Cynapse’s Version control alleviates collaboration and adoption fear factor – at least among 11 and 12 year-olds.
My last post – Kicking off social software in Sara’s elementary school illustrated how Six Graders – 11 & 12 year-olds, were quick to adopt social software in their elementary school. Now that they had some fun over the holidays, the real work needs to start.
In order to make myself perfectly clear, I created an internal wiki page for them called The Project’s 5 Ws. Basically, the students had already agreed to:
The Deliverable is the modified version of Cynapse’s Best Practices Guide, entitled Cynapse’s Best Practices Guide for Elementary School Students. The Students will work in teams and collaborate on modifying the existing content to suit their own scenarios / use cases / user stories, so that other students can benefit from their experiences and ease their adoption of social software.
Deliver The Deliverable within 3 months & their elementary school will continue offering the social software service.
While I’ve only presented 3 Lunch & Learns so far, I fully intend to retire in the very near future.
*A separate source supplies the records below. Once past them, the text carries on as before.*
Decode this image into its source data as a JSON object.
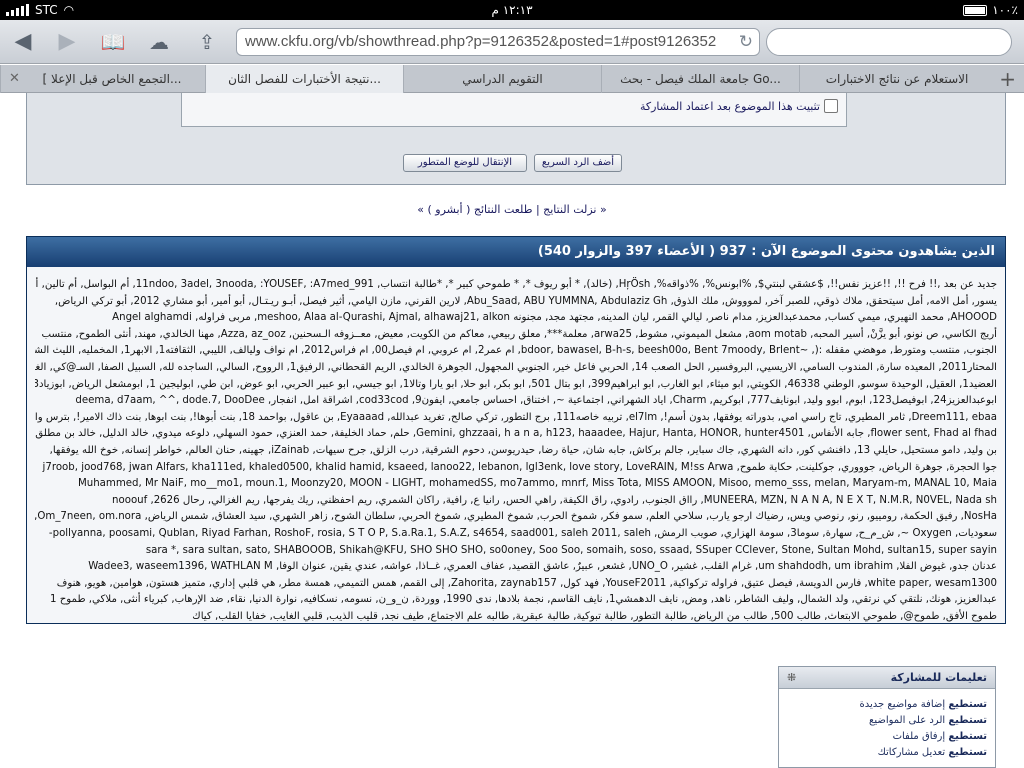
{
  "status_bar": {
    "carrier": "STC",
    "time": "١٢:١٣ م",
    "battery": "١٠٠٪"
  },
  "browser": {
    "url": "www.ckfu.org/vb/showthread.php?p=9126352&posted=1#post9126352",
    "tabs": [
      {
        "label": "[ التجمع الخاص قبل الإعلا...",
        "active": false
      },
      {
        "label": "نتيجة الأختبارات للفصل الثان...",
        "active": true
      },
      {
        "label": "التقويم الدراسي",
        "active": false
      },
      {
        "label": "جامعة الملك فيصل - بحث Go...",
        "active": false
      },
      {
        "label": "الاستعلام عن نتائج الاختبارات",
        "active": false
      }
    ]
  },
  "reply_area": {
    "pin_label": "تثبيت هذا الموضوع بعد اعتماد المشاركة",
    "quick_reply_button": "أضف الرد السريع",
    "advanced_button": "الإنتقال للوضع المتطور"
  },
  "thread_nav": {
    "text": "« نزلت النتايج | طلعت النتائج ( أبشرو ) »"
  },
  "viewers": {
    "title": "الذين يشاهدون محتوى الموضوع الآن : 937 ( الأعضاء 397 والزوار 540)",
    "lines": [
      "جديد عن بعد ,!! فرح !!, !!عزيز نفس!!, $عشقي لبنتي$, %ابونس%, %ذواقه%, HŗÖsh, (خالد), * أبو ريوف *, * طموحي كبير *, *طالبة انتساب, 11ndoo, 3adel, 3nooda, :YOUSEF, :A7med_991, أم البواسل, أم تالين, أم",
      "يسور, أمل الامه, أمل سيتحقق, ملاك ذوقي, للصبر آخر, لموووش, ملك الذوق, Abu_Saad, ABU YUMMNA, Abdulaziz Gh, لارين القرني, مازن اليامي, أثير فيصل, أبـو ريـتـال, أبو أمير, أبو مشاري 2012, أبو تركي الرياض,",
      "AHOOOD, محمد النهيري, ميمي كساب, محمدعبدالعزيز, مدام ناصر, ليالي القمر, ليان المدينه, مجتهد مجد, مجنونه meshoo, Alaa al-Qurashi, Ajmal, alhawaj21, alkon, مربى فراوله, Angel alghamdi",
      "أريج الكاسي, ص نونو, أبو يزَّنْ, أسير المحبه, aom motab, مشعل الميموني, مشوط, arwa25, معلمة***, معلق ربيعي, معاكم من الكويت, معيض, معــزوفه الـسحنين, Azza, az_ooz, مهنا الخالدي, مهند, أنثى الطموح, منتسب",
      "الجنوب, منتسب ومتورط, موهضي مقفله :(, ~bdoor, bawasel, B-h-s, beesh00o, Bent 7moody, Brlent, ام عمر2, ام عروبي, ام فيصل00, ام فراس2012, ام نواف وليالف, الليبي, الثقافته1, الابهر1, المخمليه, الليث الشبابي,",
      "المحتار2011, المعيده سارة, المندوب السامي, الاريسيي, البروفسير, الحل الصعب 14, الحربي فاعل خير, الجنوبي المجهول, الجوهرة الخالدي, الريم القحطاني, الرفيق1, الرووح, السالي, الساجده لله, السبيل الصفا, السـ@كي, الغاليييييه,",
      "العضيد1, العقيل, الوحيدة سوسو, الوطني 46338, الكويتي, ابو ميثاء, ابو الغارب, ابو ابراهيم399, ابو بتال 501, ابو بكر, ابو حلا, ابو يارا وتالا1, ابو جيسي, ابو عبير الحربي, ابو عوض, ابن طي, ابوليجين 1, ابومشعل الرياض, ابوزياد33,",
      "ابوعبدالعزيز24, ابوفيصل123, ابوم, ابوو وليد, ابونايف777, ابوكريم, Charm, اياد الشهراني, اجتماعية ~, اختناق, احساس جامعي, ايفون9, cod33cod, اشراقة امل, انفجار, deema, d7aam, ^^, dode.7, DooDee",
      "Dreem111, ebaa, ثامر المطيري, تاج راسي امي, بدوراته يوفقها, بدون أسم!, el7lm, تربيه خاصه111, برج التطور, تركي صالح, تغريد عبدالله, Eyaaaad, بن عاقول, بواحمد 18, بنت أبوها!, بنت ابوها, بنت ذاك الامير!, بترس واحد,",
      "flower sent, Fhad al fhad, جابه الأنفاس, Gemini, ghzzaai, h a n a, h123, haaadee, Hajur, Hanta, HONOR, hunter4501, حلم, حماد الخليفة, حمد العنزي, حمود السهلي, دلوعه ميدوي, خالد الدليل, خالد بن مطلق, خالد",
      "بن وليد, دامو مستحيل, حايلي 13, دافنشي كور, دانه الشهري, جاك سباير, جالم بركاش, جابه شان, حياة رضا, حيدريوسن, دحوم الشرقية, درب الزلق, جرح سيهات, iZainab, جهينه, حنان العالم, خواطر إنسانه, خوخ الله يوفقها,",
      "جوا الحجرة, جوهرة الرياض, جوووري, جوكلينت, حكاية طموح, j7roob, jood768, jwan Alfars, kha111ed, khaled0500, khalid hamid, ksaeed, lanoo22, lebanon, lgl3enk, love story, LoveRAIN, M!ss Arwa",
      "Muhammed, Mr NaiF, mo__mo1, moun.1, Moonzy20, MOON - LIGHT, mohamedSS, mo7ammo, mnrf, Miss Tota, MISS AMOON, Misoo, memo_sss, melan, Maryam-m, MANAL 10, Maia",
      "MUNEERA, MZN, N A N A, N E X T, N.M.R, N0VEL, Nada sh, رااق الجنوب, رادوي, راق الكيفة, راهي الحس, رانيا ع, رافية, راكان الشمري, ريم احفظني, ريك يفرجها, ريم الغزالي, رحال 2626, nooouf",
      "NosHa, رفيق الحكمة, رومييو, رنو, رنوصي ويس, رضياك ارجو يارب, سلاحي العلم, سمو فكر, شموخ الحرب, شموخ المطيري, شموخ الحربي, سلطان الشوح, زاهر الشهري, سيد العشاق, شمس الرياض, Om_7neen, om.nora, صَمْتْ مُؤْلِمْ,",
      "سعوديات, Oxygen ~, ش_م_ح, سهارة, سوما3, سومة الهزاري, صويب الرمش, pollyanna, poosami, Qublan, Riyad Farhan, RoshoF, rosia, S T O P, S.a.Ra.1, S.A.Z, s4654, saad001, saleh 2011, saleh-",
      "sara *, sara sultan, sato, SHABOOOB, Shikah@KFU, SHO SHO SHO, so0oney, Soo Soo, somaih, soso, ssaad, SSuper CClever, Stone, Sultan Mohd, sultan15, super sayin",
      "عدنان جدو, غيوض الفلا, um shahdodh, um ibrahim, غرام القلب, غشير, UNO_O, غشعر, عبيرٌ, عاشق القصيد, عفاف العمري, غــاذا, عواشه, عندي يقين, عنوان الوفا, Wadee3, waseem1396, WATHLAN M",
      "white paper, wesam1300, فارس الدويسة, فيصل عتيق, فراوله تركواكية, YouseF2011, فهد كول, Zahorita, zaynab157, إلى القمم, همس التميمي, همسة مطر, هي قلبي إداري, متميز هستون, هوامين, هويو, هنوف",
      "عبدالعزيز, هونك, نلتقي كي نرتقي, ولد الشمال, وليف الشاطر, ناهد, ومض, نايف الدهمشي1, نايف القاسم, نجمة بلادها, ندى 1990, ووردة, ن_و_ن, نسومه, نسكافيه, نوارة الدنيا, نقاء, ضد الإرهاب, كبرياء أنثى, ملاكي, طموح 1",
      "طموح الأفق, طموح@, طموحي الابتعاث, طالب 500, طالب من الرياض, طالبة التطور, طالبة تبوكية, طالبة عبقرية, طالبه علم الاجتماع, طيف نجد, قليب الذيب, قلبي الغايب, خفايا القلب, كياك"
    ]
  },
  "permissions": {
    "title": "تعليمات للمشاركة",
    "items": [
      {
        "strong": "تستطيع",
        "rest": " إضافة مواضيع جديدة"
      },
      {
        "strong": "تستطيع",
        "rest": " الرد على المواضيع"
      },
      {
        "strong": "تستطيع",
        "rest": " إرفاق ملفات"
      },
      {
        "strong": "تستطيع",
        "rest": " تعديل مشاركاتك"
      }
    ]
  },
  "colors": {
    "header_blue": "#183f72",
    "link_navy": "#1a1a5e",
    "highlight_orange": "#e07a1a",
    "highlight_purple": "#a020a0"
  }
}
While I do love presenting, demoing & fielding their questions, or, concerns, I think it’s time for them to step-up & take over. There are 13 features – like blogs, wikis, calendar events, status logs, etc. for the students to document. I explained the concept & values of Agile self-organized teams & gave them until next week to decide which features they want to adopt ownership for. So next week should be my last official Lunch & Learn. From then on, the students will take turns presenting, demoing & fielding their own questions, or, concerns.
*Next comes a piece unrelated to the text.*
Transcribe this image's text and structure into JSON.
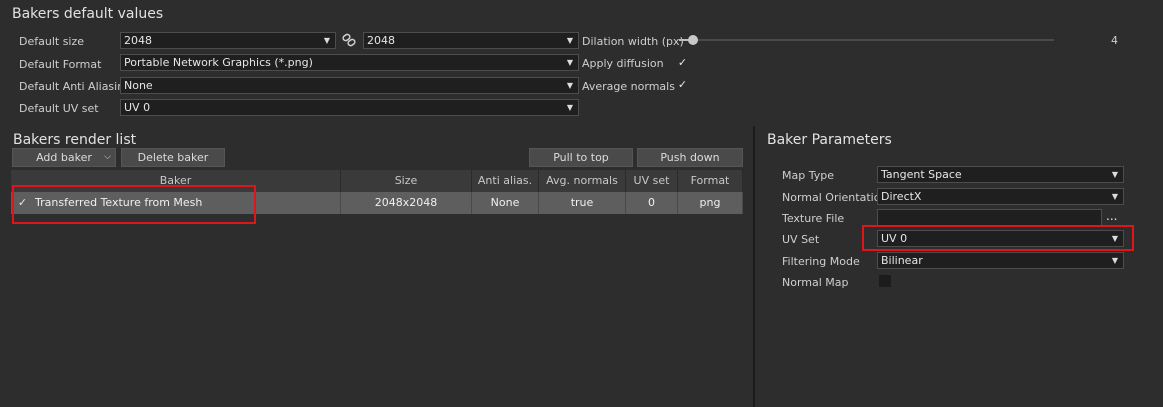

In addition, I asked them to start blogging about their everyday experiences, including those using/adopting Cynapse‘s cyn.in social software. The more content they contribute, the easier it will be for everyone to succeed.
In conclusion, I gave them a very quick introduction into Cynapse’s content management – wiki editing & version control. I meant to record my demo but unfortunately, didn’t have the connector for my laptop, so I used the teacher’s laptop instead – which didn’t have Jing – screen recording software, installed. I suggested it would be a nice surprise if we were able to deliver less-than-5-minutes How-To videos – like the one above & offered to help them out.
What do think? Will this small group of 11 and 12-year-olds succeed?
3 replies on “There are no screw-ups, just Versions”
Interesting project. But my question would be – what’s in it for them? 11-12 year olds need a pretty compelling reason/benefit to take this project to the next level on their own without further guidance or leadership. We know these are worthy skills to attain, but what are the immediate benefits to these youngsters? Because unless they see a clear benefit for them, they will quickly lose interest. What do you think?
@rick Agreed. It’s quite an undertaking on their part. But if you look back at the related post, under “Hmmm”, you’ll see they want a safe way to socialize on the web. And the post shows how they jumped onboard – at least initially. We’ll have to see if they stick with, or, is it just a novelty. One thing I can tell you is that since this post, one of the kids downloaded Jing & created a sample video, and two others are since attempting to do the same. They’ve also started self-organizing & our claiming their features.
Thanks for the input & stay tuned.
[…] in There are no screw-ups, just Versions, I primed Sara's elementary school classmates on how to give their own Lunch & Learn. Since […]